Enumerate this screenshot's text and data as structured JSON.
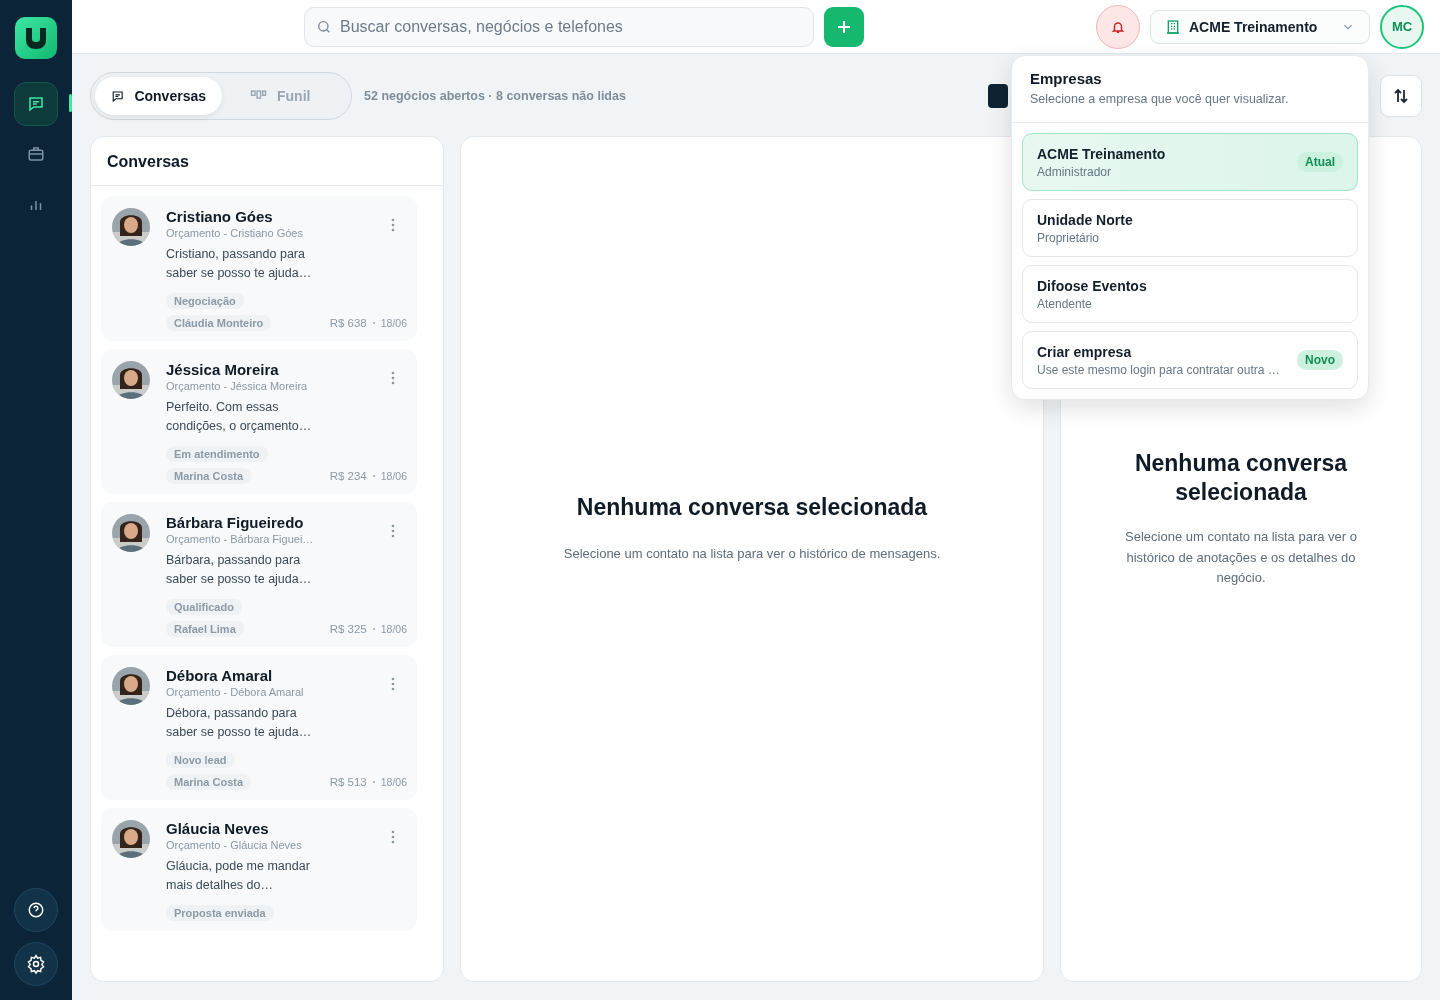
{
  "nav": [
    {
      "selected": true
    },
    {
      "selected": false
    },
    {
      "selected": false
    }
  ],
  "search": {
    "placeholder": "Buscar conversas, negócios e telefones"
  },
  "company_select": {
    "value": "ACME Treinamento"
  },
  "user": {
    "initials": "MC"
  },
  "view_tabs": [
    {
      "label": "Conversas",
      "selected": true
    },
    {
      "label": "Funil",
      "selected": false
    }
  ],
  "summary": "52 negócios abertos · 8 conversas não lidas",
  "list": {
    "title": "Conversas",
    "items": [
      {
        "name": "Cristiano Góes",
        "subtitle": "Orçamento - Cristiano Góes",
        "preview": "Cristiano, passando para saber se posso te ajuda…",
        "stage": "Negociação",
        "owner": "Cláudia Monteiro",
        "value": "R$ 638",
        "date": "18/06"
      },
      {
        "name": "Jéssica Moreira",
        "subtitle": "Orçamento - Jéssica Moreira",
        "preview": "Perfeito. Com essas condições, o orçamento…",
        "stage": "Em atendimento",
        "owner": "Marina Costa",
        "value": "R$ 234",
        "date": "18/06"
      },
      {
        "name": "Bárbara Figueiredo",
        "subtitle": "Orçamento - Bárbara Figuei…",
        "preview": "Bárbara, passando para saber se posso te ajuda…",
        "stage": "Qualificado",
        "owner": "Rafael Lima",
        "value": "R$ 325",
        "date": "18/06"
      },
      {
        "name": "Débora Amaral",
        "subtitle": "Orçamento - Débora Amaral",
        "preview": "Débora, passando para saber se posso te ajuda…",
        "stage": "Novo lead",
        "owner": "Marina Costa",
        "value": "R$ 513",
        "date": "18/06"
      },
      {
        "name": "Gláucia Neves",
        "subtitle": "Orçamento - Gláucia Neves",
        "preview": "Gláucia, pode me mandar mais detalhes do…",
        "stage": "Proposta enviada"
      }
    ]
  },
  "chat_empty": {
    "title": "Nenhuma conversa selecionada",
    "text": "Selecione um contato na lista para ver o histórico de mensagens."
  },
  "details_empty": {
    "title": "Nenhuma conversa selecionada",
    "text": "Selecione um contato na lista para ver o histórico de anotações e os detalhes do negócio."
  },
  "dropdown": {
    "title": "Empresas",
    "subtitle": "Selecione a empresa que você quer visualizar.",
    "items": [
      {
        "name": "ACME Treinamento",
        "role": "Administrador",
        "badge": "Atual",
        "selected": true
      },
      {
        "name": "Unidade Norte",
        "role": "Proprietário",
        "selected": false
      },
      {
        "name": "Difoose Eventos",
        "role": "Atendente",
        "selected": false
      },
      {
        "name": "Criar empresa",
        "role": "Use este mesmo login para contratar outra …",
        "badge": "Novo",
        "selected": false
      }
    ]
  }
}
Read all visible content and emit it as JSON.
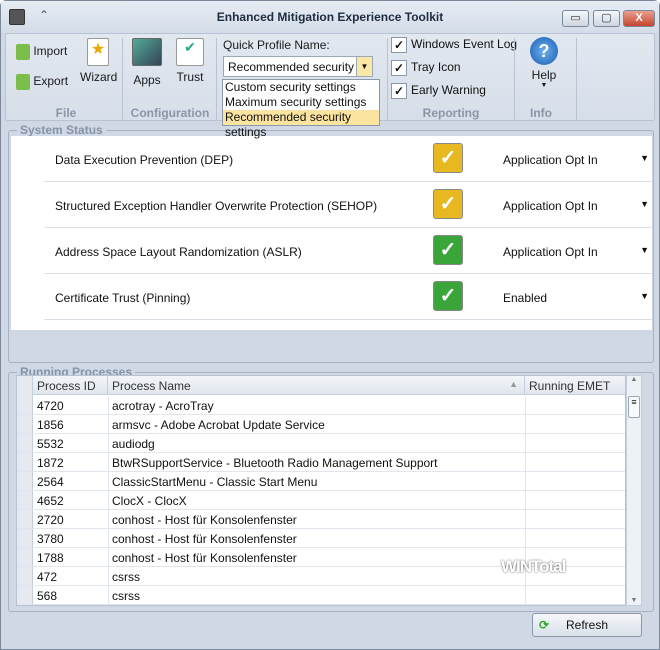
{
  "window": {
    "title": "Enhanced Mitigation Experience Toolkit",
    "minimize": "▭",
    "maximize": "▢",
    "close": "X",
    "qat": "⌃"
  },
  "ribbon": {
    "file": {
      "label": "File",
      "import": "Import",
      "export": "Export",
      "wizard": "Wizard"
    },
    "configuration": {
      "label": "Configuration",
      "apps": "Apps",
      "trust": "Trust"
    },
    "profile": {
      "label": "Quick Profile Name:",
      "value": "Recommended security ...",
      "options": [
        "Custom security settings",
        "Maximum security settings",
        "Recommended security settings"
      ]
    },
    "reporting": {
      "label": "Reporting",
      "items": [
        {
          "label": "Windows Event Log",
          "checked": true
        },
        {
          "label": "Tray Icon",
          "checked": true
        },
        {
          "label": "Early Warning",
          "checked": true
        }
      ]
    },
    "info": {
      "label": "Info",
      "help": "Help"
    }
  },
  "system_status": {
    "title": "System Status",
    "rows": [
      {
        "name": "Data Execution Prevention (DEP)",
        "value": "Application Opt In",
        "status": "warning",
        "color": "#e8b820"
      },
      {
        "name": "Structured Exception Handler Overwrite Protection (SEHOP)",
        "value": "Application Opt In",
        "status": "warning",
        "color": "#e8b820"
      },
      {
        "name": "Address Space Layout Randomization (ASLR)",
        "value": "Application Opt In",
        "status": "ok",
        "color": "#3aa63a"
      },
      {
        "name": "Certificate Trust (Pinning)",
        "value": "Enabled",
        "status": "ok",
        "color": "#3aa63a"
      }
    ]
  },
  "processes": {
    "title": "Running Processes",
    "columns": [
      "Process ID",
      "Process Name",
      "Running EMET"
    ],
    "rows": [
      [
        "4720",
        "acrotray - AcroTray",
        ""
      ],
      [
        "1856",
        "armsvc - Adobe Acrobat Update Service",
        ""
      ],
      [
        "5532",
        "audiodg",
        ""
      ],
      [
        "1872",
        "BtwRSupportService - Bluetooth Radio Management Support",
        ""
      ],
      [
        "2564",
        "ClassicStartMenu - Classic Start Menu",
        ""
      ],
      [
        "4652",
        "ClocX - ClocX",
        ""
      ],
      [
        "2720",
        "conhost - Host für Konsolenfenster",
        ""
      ],
      [
        "3780",
        "conhost - Host für Konsolenfenster",
        ""
      ],
      [
        "1788",
        "conhost - Host für Konsolenfenster",
        ""
      ],
      [
        "472",
        "csrss",
        ""
      ],
      [
        "568",
        "csrss",
        ""
      ]
    ]
  },
  "refresh": "Refresh",
  "watermark": "WINTotal"
}
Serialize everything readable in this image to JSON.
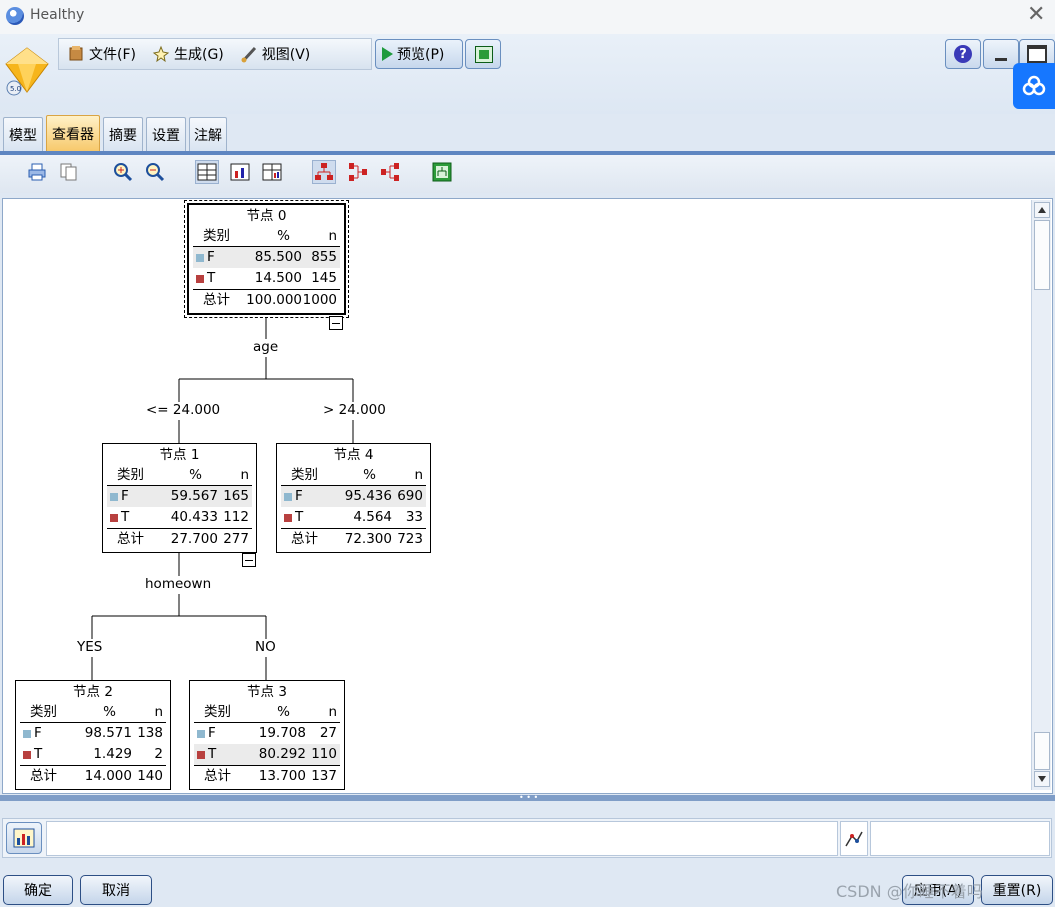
{
  "window": {
    "title": "Healthy",
    "close_glyph": "✕"
  },
  "menu": {
    "file": "文件(F)",
    "generate": "生成(G)",
    "view": "视图(V)",
    "preview": "预览(P)"
  },
  "tabs": [
    "模型",
    "查看器",
    "摘要",
    "设置",
    "注解"
  ],
  "active_tab": "查看器",
  "tree": {
    "header": {
      "category": "类别",
      "percent": "%",
      "n": "n"
    },
    "total_label": "总计",
    "nodes": [
      {
        "title": "节点 0",
        "rows": [
          {
            "cat": "F",
            "pct": "85.500",
            "n": "855"
          },
          {
            "cat": "T",
            "pct": "14.500",
            "n": "145"
          }
        ],
        "total_pct": "100.000",
        "total_n": "1000"
      },
      {
        "title": "节点 1",
        "rows": [
          {
            "cat": "F",
            "pct": "59.567",
            "n": "165"
          },
          {
            "cat": "T",
            "pct": "40.433",
            "n": "112"
          }
        ],
        "total_pct": "27.700",
        "total_n": "277"
      },
      {
        "title": "节点 4",
        "rows": [
          {
            "cat": "F",
            "pct": "95.436",
            "n": "690"
          },
          {
            "cat": "T",
            "pct": "4.564",
            "n": "33"
          }
        ],
        "total_pct": "72.300",
        "total_n": "723"
      },
      {
        "title": "节点 2",
        "rows": [
          {
            "cat": "F",
            "pct": "98.571",
            "n": "138"
          },
          {
            "cat": "T",
            "pct": "1.429",
            "n": "2"
          }
        ],
        "total_pct": "14.000",
        "total_n": "140"
      },
      {
        "title": "节点 3",
        "rows": [
          {
            "cat": "F",
            "pct": "19.708",
            "n": "27"
          },
          {
            "cat": "T",
            "pct": "80.292",
            "n": "110"
          }
        ],
        "total_pct": "13.700",
        "total_n": "137"
      }
    ],
    "splits": {
      "root_var": "age",
      "root_left": "<= 24.000",
      "root_right": "> 24.000",
      "n1_var": "homeown",
      "n1_left": "YES",
      "n1_right": "NO"
    },
    "colors": {
      "F": "#8fb8cf",
      "T": "#b8403f"
    }
  },
  "footer": {
    "ok": "确定",
    "cancel": "取消",
    "apply": "应用(A)",
    "reset": "重置(R)",
    "watermark": "CSDN @你睡不着吗"
  }
}
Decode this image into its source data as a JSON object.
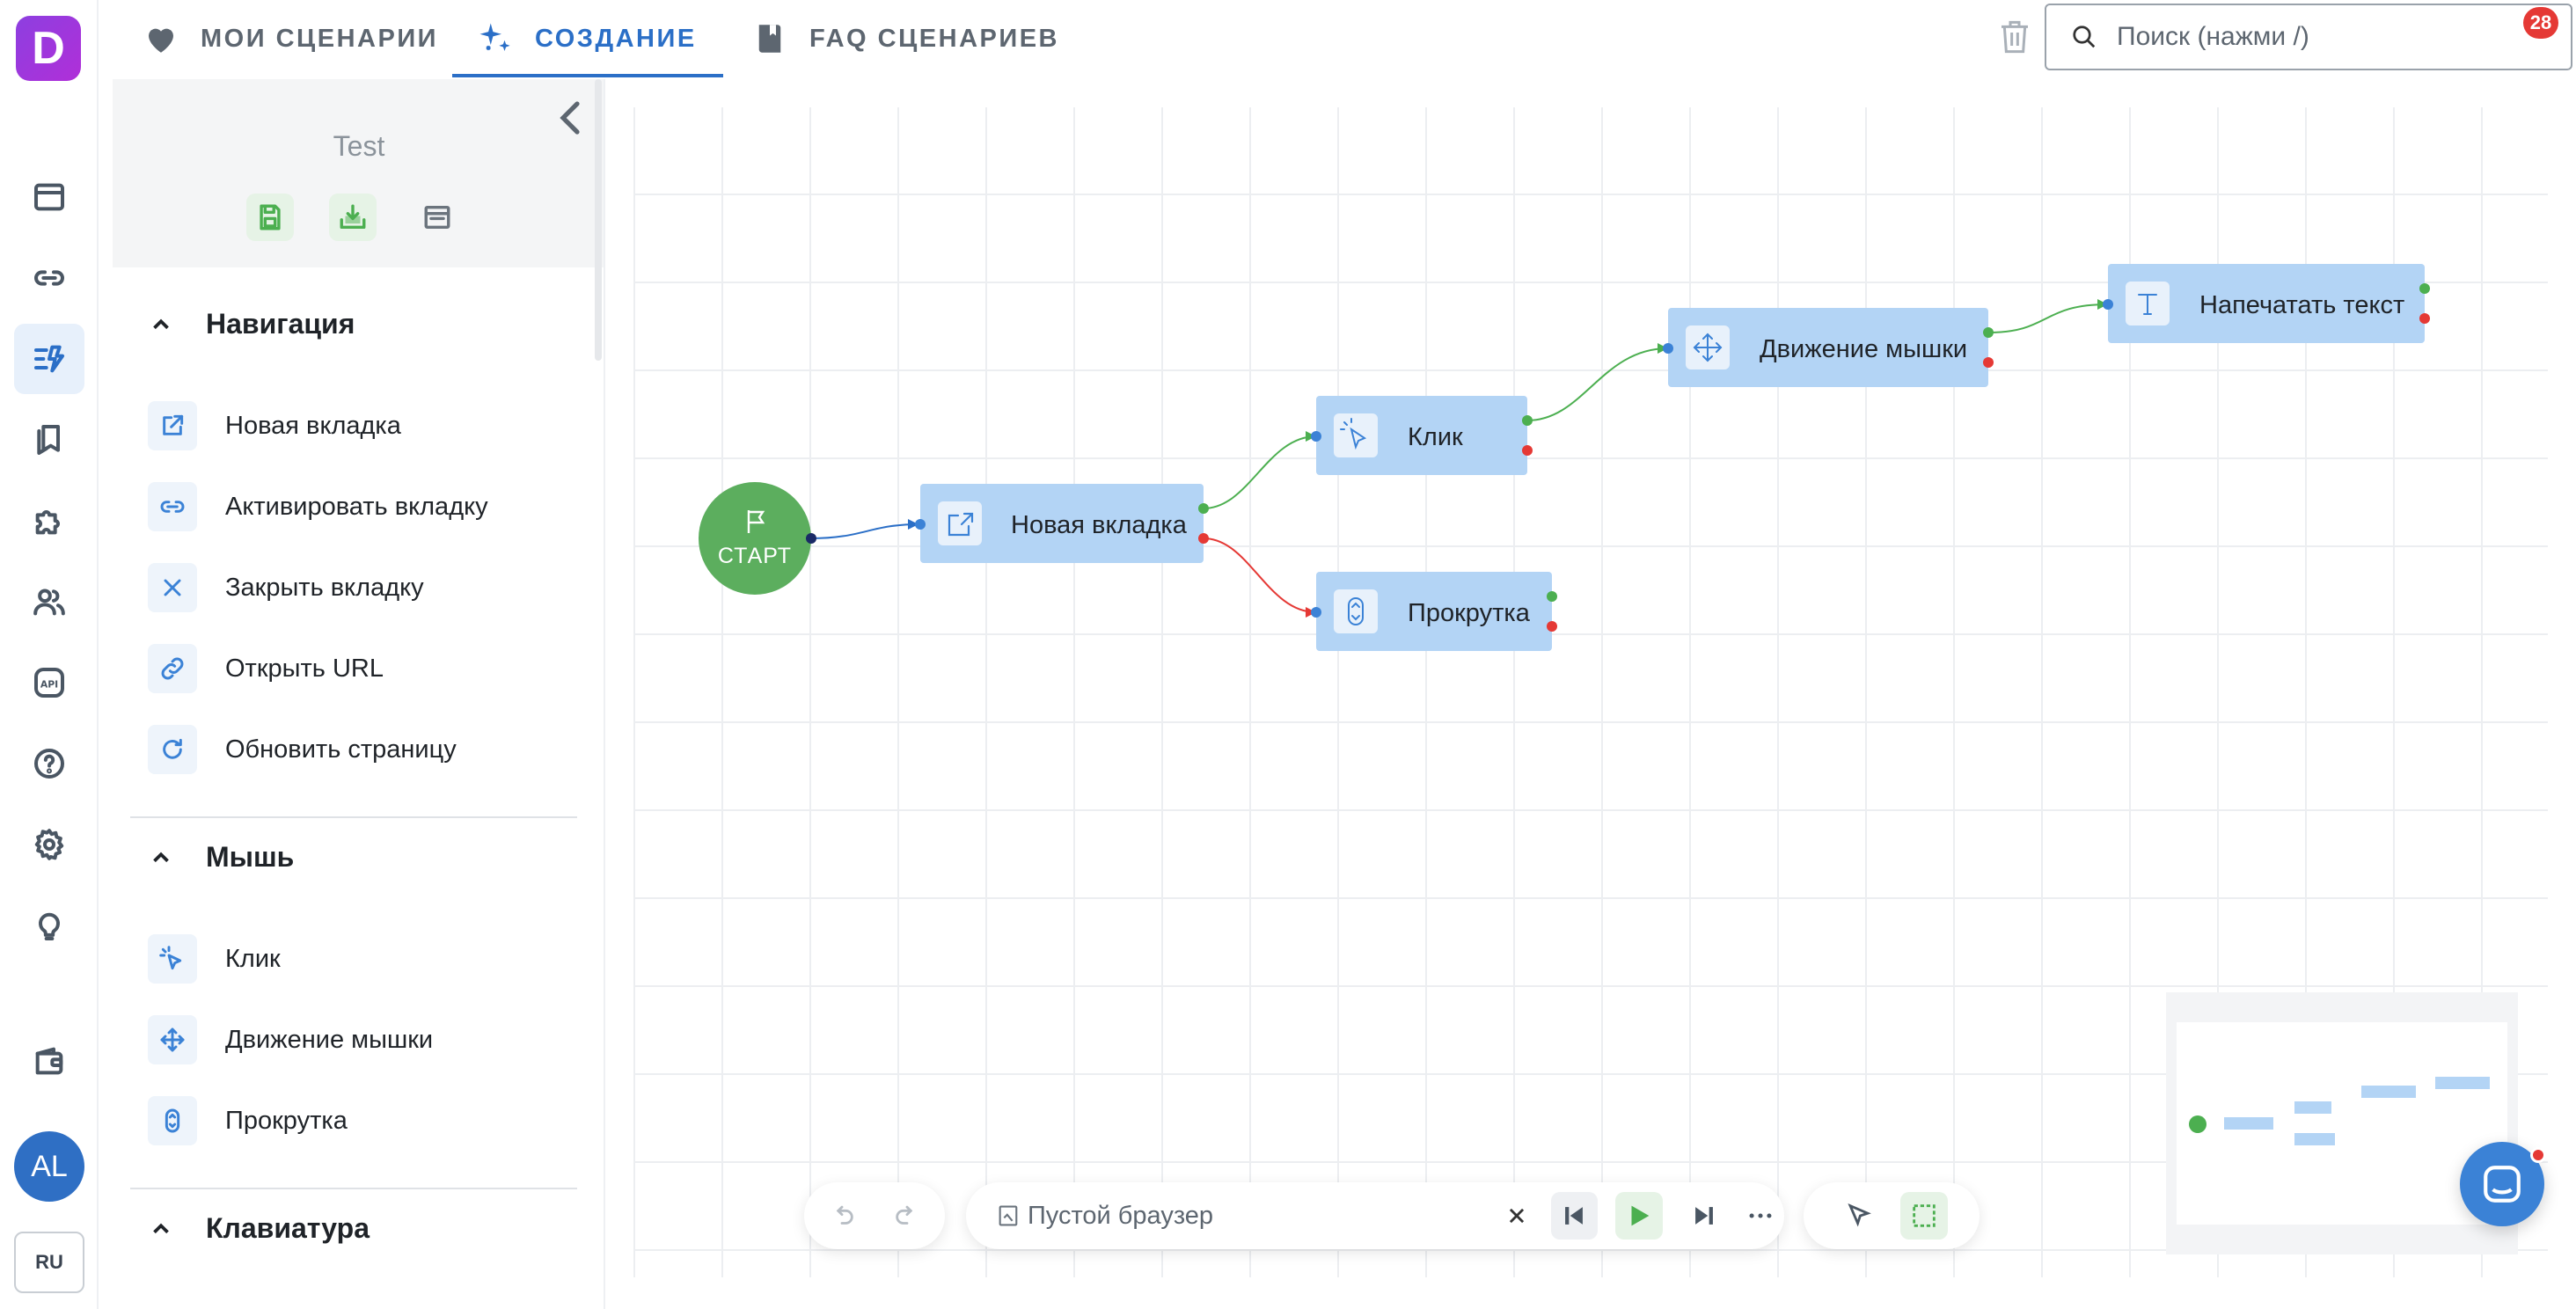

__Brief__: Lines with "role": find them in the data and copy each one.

__Result__:
        "role": "Administrador",
        "role": "Proprietário",
        "role": "Atendente",
        "role": "Use este mesmo login para contratar outra …",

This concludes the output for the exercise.